Data records for software interfaces

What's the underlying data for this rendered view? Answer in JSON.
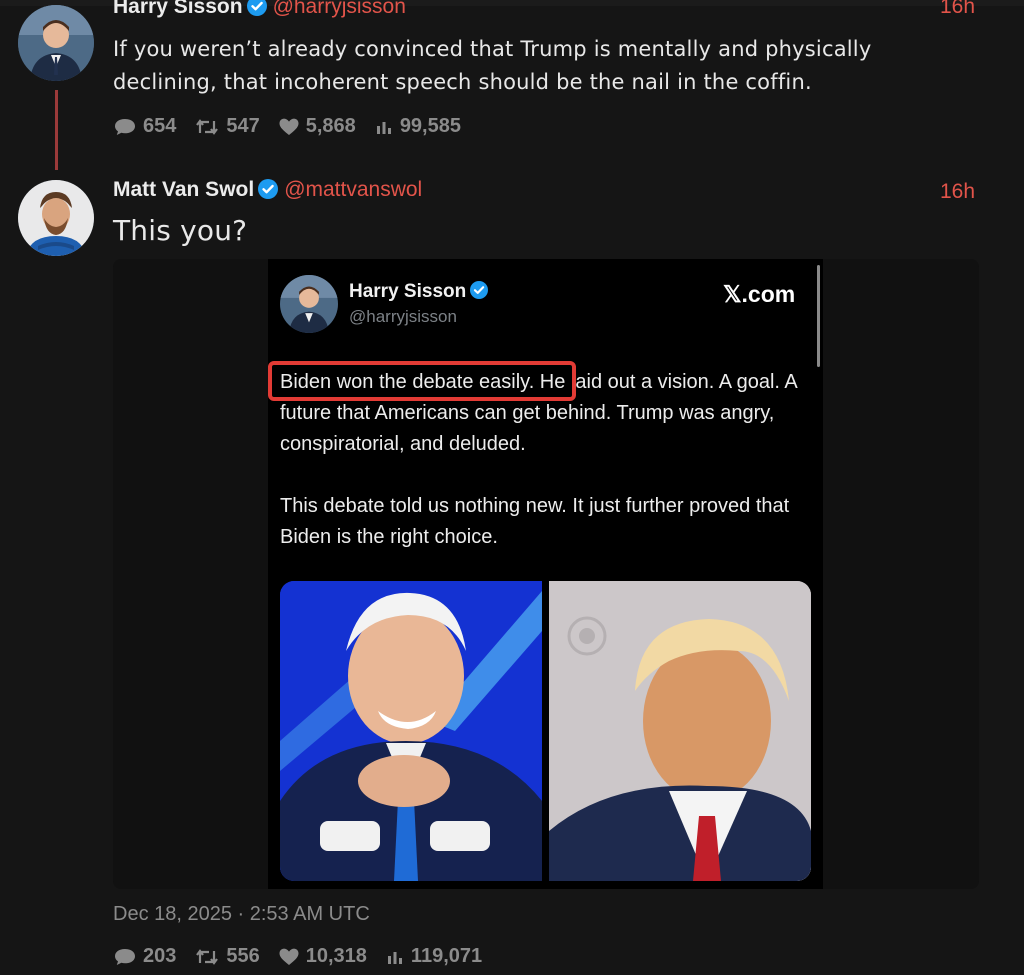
{
  "tweets": [
    {
      "author_name": "Harry Sisson",
      "handle": "@harryjsisson",
      "time": "16h",
      "text": "If you weren’t already convinced that Trump is mentally and physically declining, that incoherent speech should be the nail in the coffin.",
      "stats": {
        "replies": "654",
        "retweets": "547",
        "likes": "5,868",
        "views": "99,585"
      }
    },
    {
      "author_name": "Matt Van Swol",
      "handle": "@mattvanswol",
      "time": "16h",
      "text": "This you?",
      "date": "Dec 18, 2025 · 2:53 AM UTC",
      "stats": {
        "replies": "203",
        "retweets": "556",
        "likes": "10,318",
        "views": "119,071"
      }
    }
  ],
  "embedded_post": {
    "author_name": "Harry Sisson",
    "handle": "@harryjsisson",
    "site": "𝕏.com",
    "highlighted_text": "Biden won the debate easily.",
    "text_rest": " He laid out a vision. A goal. A future that Americans can get behind. Trump was angry, conspiratorial, and deluded.",
    "paragraph2": "This debate told us nothing new. It just further proved that Biden is the right choice."
  },
  "colors": {
    "accent": "#e2544a",
    "verified": "#1d9bf0",
    "background": "#151515",
    "highlight_box": "#e23b35"
  },
  "icons": [
    "comment-icon",
    "retweet-icon",
    "heart-icon",
    "views-icon",
    "verified-icon"
  ]
}
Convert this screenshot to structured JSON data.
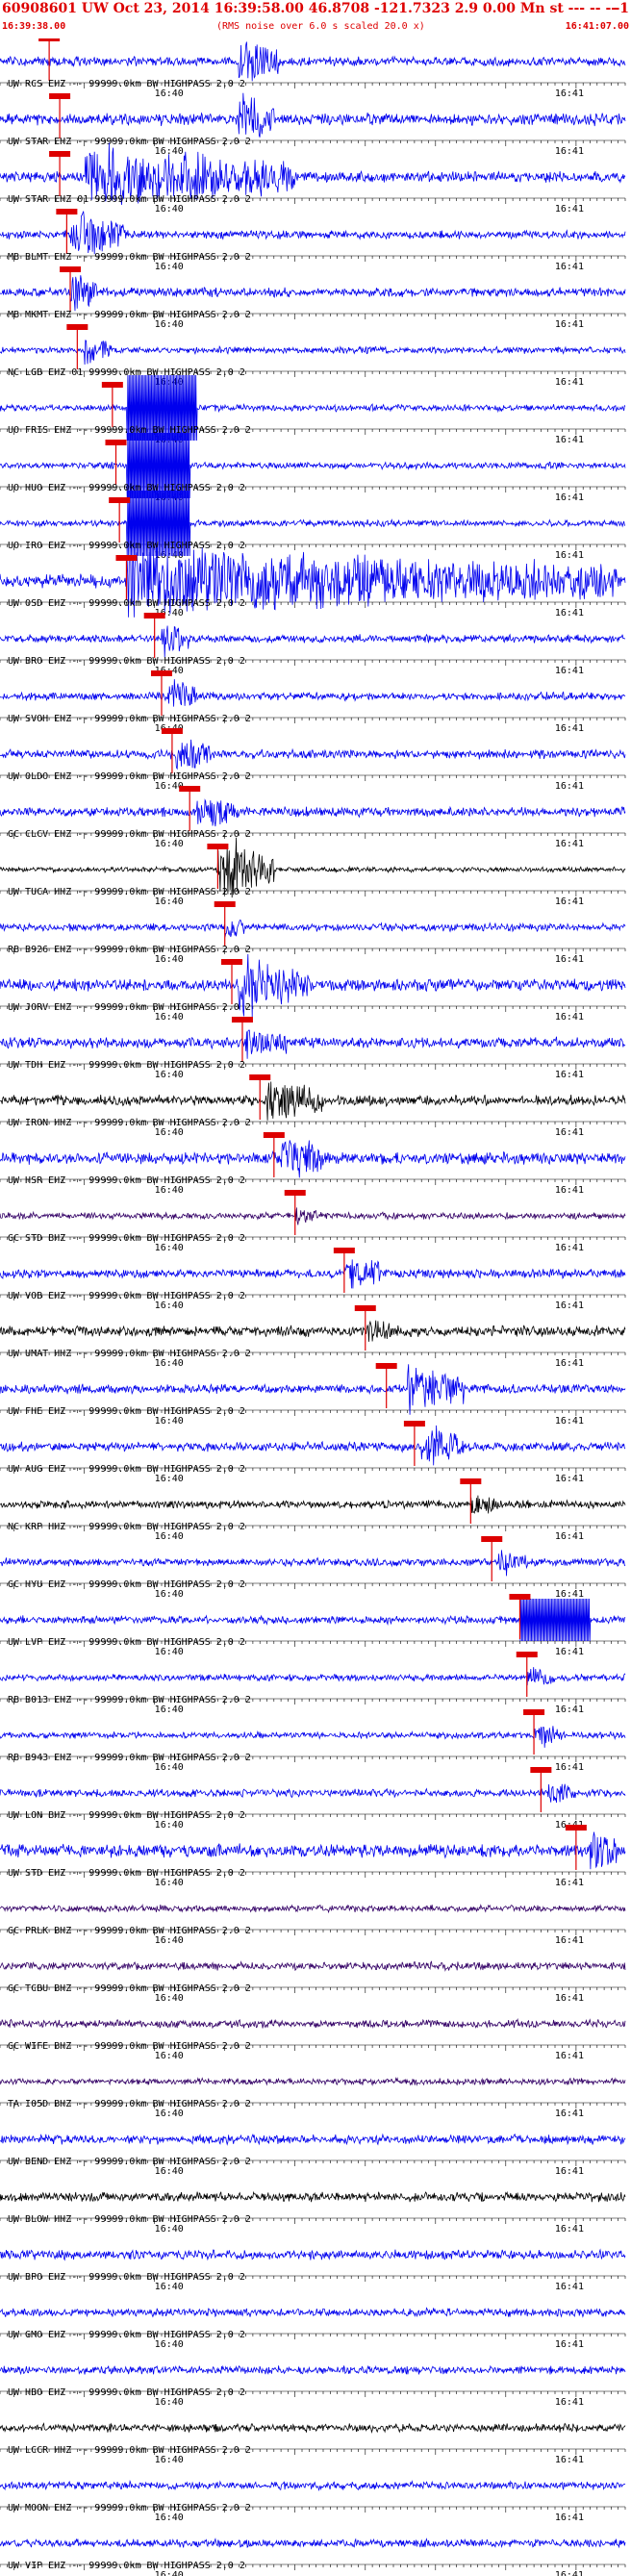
{
  "header": {
    "title": "60908601 UW Oct 23, 2014 16:39:58.00   46.8708 -121.7323  2.9 0.00 Mn st --- -- --",
    "title_tail": "-1",
    "start_time": "16:39:38.00",
    "end_time": "16:41:07.00",
    "note": "(RMS noise over 6.0 s scaled 20.0 x)"
  },
  "chart_data": {
    "type": "line",
    "title": "60908601 UW Oct 23, 2014 16:39:58.00   46.8708 -121.7323  2.9 0.00 Mn st --- -- --",
    "xlabel": "",
    "ylabel": "",
    "time_window": [
      "16:39:38.00",
      "16:41:07.00"
    ],
    "x_unit": "seconds after 16:39:38.00",
    "xlim": [
      0,
      89
    ],
    "minute_ticks": [
      {
        "t": 22,
        "label": "16:40"
      },
      {
        "t": 82,
        "label": "16:41"
      }
    ],
    "trace_label_suffix": " 99999.0km BW  HIGHPASS  2.0  2",
    "grid": false,
    "colors": {
      "header": "#dd0000",
      "pick": "#dd0000",
      "blue": "#0000ee",
      "black": "#000000",
      "purple": "#330066"
    },
    "series": [
      {
        "name": "UW RCS EHZ --",
        "color": "blue",
        "amp": 0.35,
        "pick": 7,
        "burst": [
          34,
          6,
          1.6
        ],
        "style": "normal"
      },
      {
        "name": "UW STAR EHZ --",
        "color": "blue",
        "amp": 0.45,
        "pick": 8.5,
        "burst": [
          34,
          5,
          1.6
        ],
        "style": "normal"
      },
      {
        "name": "UW STAR EHZ 01",
        "color": "blue",
        "amp": 0.4,
        "pick": 8.5,
        "burst": [
          12,
          30,
          2.2
        ],
        "style": "normal"
      },
      {
        "name": "MB BLMT EHZ --",
        "color": "blue",
        "amp": 0.3,
        "pick": 9.5,
        "burst": [
          10,
          8,
          1.8
        ],
        "style": "normal"
      },
      {
        "name": "MB MKMT EHZ --",
        "color": "blue",
        "amp": 0.35,
        "pick": 10,
        "burst": [
          10,
          4,
          1.4
        ],
        "style": "normal"
      },
      {
        "name": "NC LGB EHZ 01",
        "color": "blue",
        "amp": 0.25,
        "pick": 11,
        "burst": [
          12,
          4,
          1.0
        ],
        "style": "normal"
      },
      {
        "name": "UO FRIS EHZ --",
        "color": "blue",
        "amp": 0.25,
        "pick": 16,
        "burst": [
          18,
          10,
          3.5
        ],
        "style": "saturated"
      },
      {
        "name": "UO HUO EHZ --",
        "color": "blue",
        "amp": 0.25,
        "pick": 16.5,
        "burst": [
          18,
          9,
          3.5
        ],
        "style": "saturated"
      },
      {
        "name": "UO IRO EHZ --",
        "color": "blue",
        "amp": 0.25,
        "pick": 17,
        "burst": [
          18,
          9,
          3.5
        ],
        "style": "saturated"
      },
      {
        "name": "UW OSD EHZ --",
        "color": "blue",
        "amp": 0.5,
        "pick": 18,
        "burst": [
          18,
          70,
          2.2
        ],
        "style": "normal"
      },
      {
        "name": "UW BRO EHZ --",
        "color": "blue",
        "amp": 0.3,
        "pick": 22,
        "burst": [
          23,
          4,
          1.3
        ],
        "style": "normal"
      },
      {
        "name": "UW SVOH EHZ --",
        "color": "blue",
        "amp": 0.3,
        "pick": 23,
        "burst": [
          24,
          4,
          1.2
        ],
        "style": "normal"
      },
      {
        "name": "UW OLDO EHZ --",
        "color": "blue",
        "amp": 0.35,
        "pick": 24.5,
        "burst": [
          25,
          5,
          1.2
        ],
        "style": "normal"
      },
      {
        "name": "GC CLCV EHZ --",
        "color": "blue",
        "amp": 0.35,
        "pick": 27,
        "burst": [
          28,
          6,
          1.2
        ],
        "style": "normal"
      },
      {
        "name": "UW TUCA HHZ --",
        "color": "black",
        "amp": 0.2,
        "pick": 31,
        "burst": [
          31,
          8,
          2.6
        ],
        "style": "normal"
      },
      {
        "name": "RB B926 EHZ --",
        "color": "blue",
        "amp": 0.3,
        "pick": 32,
        "burst": [
          32,
          3,
          0.8
        ],
        "style": "normal"
      },
      {
        "name": "UW JORV EHZ --",
        "color": "blue",
        "amp": 0.45,
        "pick": 33,
        "burst": [
          34,
          10,
          2.0
        ],
        "style": "normal"
      },
      {
        "name": "UW TDH EHZ --",
        "color": "blue",
        "amp": 0.4,
        "pick": 34.5,
        "burst": [
          35,
          6,
          1.0
        ],
        "style": "normal"
      },
      {
        "name": "UW IRON HHZ --",
        "color": "black",
        "amp": 0.4,
        "pick": 37,
        "burst": [
          38,
          8,
          1.6
        ],
        "style": "normal"
      },
      {
        "name": "UW HSR EHZ --",
        "color": "blue",
        "amp": 0.45,
        "pick": 39,
        "burst": [
          40,
          6,
          1.6
        ],
        "style": "normal"
      },
      {
        "name": "GC STD BHZ --",
        "color": "purple",
        "amp": 0.25,
        "pick": 42,
        "burst": [
          42,
          3,
          0.5
        ],
        "style": "normal"
      },
      {
        "name": "UW VOB EHZ --",
        "color": "blue",
        "amp": 0.35,
        "pick": 49,
        "burst": [
          49,
          5,
          1.3
        ],
        "style": "normal"
      },
      {
        "name": "UW UMAT HHZ --",
        "color": "black",
        "amp": 0.4,
        "pick": 52,
        "burst": [
          52,
          4,
          0.8
        ],
        "style": "normal"
      },
      {
        "name": "UW FHE EHZ --",
        "color": "blue",
        "amp": 0.35,
        "pick": 55,
        "burst": [
          58,
          8,
          1.8
        ],
        "style": "normal"
      },
      {
        "name": "UW AUG EHZ --",
        "color": "blue",
        "amp": 0.35,
        "pick": 59,
        "burst": [
          60,
          6,
          1.6
        ],
        "style": "normal"
      },
      {
        "name": "NC KRP HHZ --",
        "color": "black",
        "amp": 0.3,
        "pick": 67,
        "burst": [
          67,
          4,
          0.6
        ],
        "style": "normal"
      },
      {
        "name": "GC HYU EHZ --",
        "color": "blue",
        "amp": 0.3,
        "pick": 70,
        "burst": [
          71,
          4,
          0.8
        ],
        "style": "normal"
      },
      {
        "name": "UW LVP EHZ --",
        "color": "blue",
        "amp": 0.3,
        "pick": 74,
        "burst": [
          74,
          10,
          3.5
        ],
        "style": "block"
      },
      {
        "name": "RB B013 EHZ --",
        "color": "blue",
        "amp": 0.25,
        "pick": 75,
        "burst": [
          75,
          4,
          0.8
        ],
        "style": "normal"
      },
      {
        "name": "RB B943 EHZ --",
        "color": "blue",
        "amp": 0.25,
        "pick": 76,
        "burst": [
          76,
          4,
          0.8
        ],
        "style": "normal"
      },
      {
        "name": "UW LON BHZ --",
        "color": "blue",
        "amp": 0.3,
        "pick": 77,
        "burst": [
          78,
          4,
          0.8
        ],
        "style": "normal"
      },
      {
        "name": "UW STD EHZ --",
        "color": "blue",
        "amp": 0.5,
        "pick": 82,
        "burst": [
          84,
          4,
          1.4
        ],
        "style": "normal"
      },
      {
        "name": "GC PRLK BHZ --",
        "color": "purple",
        "amp": 0.25,
        "pick": null,
        "burst": null,
        "style": "normal"
      },
      {
        "name": "GC TCBU BHZ --",
        "color": "purple",
        "amp": 0.3,
        "pick": null,
        "burst": null,
        "style": "normal"
      },
      {
        "name": "GC WIFE BHZ --",
        "color": "purple",
        "amp": 0.3,
        "pick": null,
        "burst": null,
        "style": "normal"
      },
      {
        "name": "TA I05D BHZ --",
        "color": "purple",
        "amp": 0.25,
        "pick": null,
        "burst": null,
        "style": "normal"
      },
      {
        "name": "UW BEND EHZ --",
        "color": "blue",
        "amp": 0.35,
        "pick": null,
        "burst": null,
        "style": "normal"
      },
      {
        "name": "UW BLOW HHZ --",
        "color": "black",
        "amp": 0.35,
        "pick": null,
        "burst": null,
        "style": "normal"
      },
      {
        "name": "UW BPO EHZ --",
        "color": "blue",
        "amp": 0.35,
        "pick": null,
        "burst": null,
        "style": "normal"
      },
      {
        "name": "UW GMO EHZ --",
        "color": "blue",
        "amp": 0.3,
        "pick": null,
        "burst": null,
        "style": "normal"
      },
      {
        "name": "UW HBO EHZ --",
        "color": "blue",
        "amp": 0.3,
        "pick": null,
        "burst": null,
        "style": "normal"
      },
      {
        "name": "UW LCCR HHZ --",
        "color": "black",
        "amp": 0.3,
        "pick": null,
        "burst": null,
        "style": "normal"
      },
      {
        "name": "UW MOON EHZ --",
        "color": "blue",
        "amp": 0.3,
        "pick": null,
        "burst": null,
        "style": "normal"
      },
      {
        "name": "UW VIP EHZ --",
        "color": "blue",
        "amp": 0.3,
        "pick": null,
        "burst": null,
        "style": "normal"
      }
    ]
  }
}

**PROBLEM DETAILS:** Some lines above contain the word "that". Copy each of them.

**OUTPUT FOR THIS TASK:**
      "text": "If you weren’t already convinced that Trump is mentally and physically declining, that incoherent speech should be the nail in the coffin.",
    "text_rest": " He laid out a vision. A goal. A future that Americans can get behind. Trump was angry, conspiratorial, and deluded.",
    "paragraph2": "This debate told us nothing new. It just further proved that Biden is the right choice."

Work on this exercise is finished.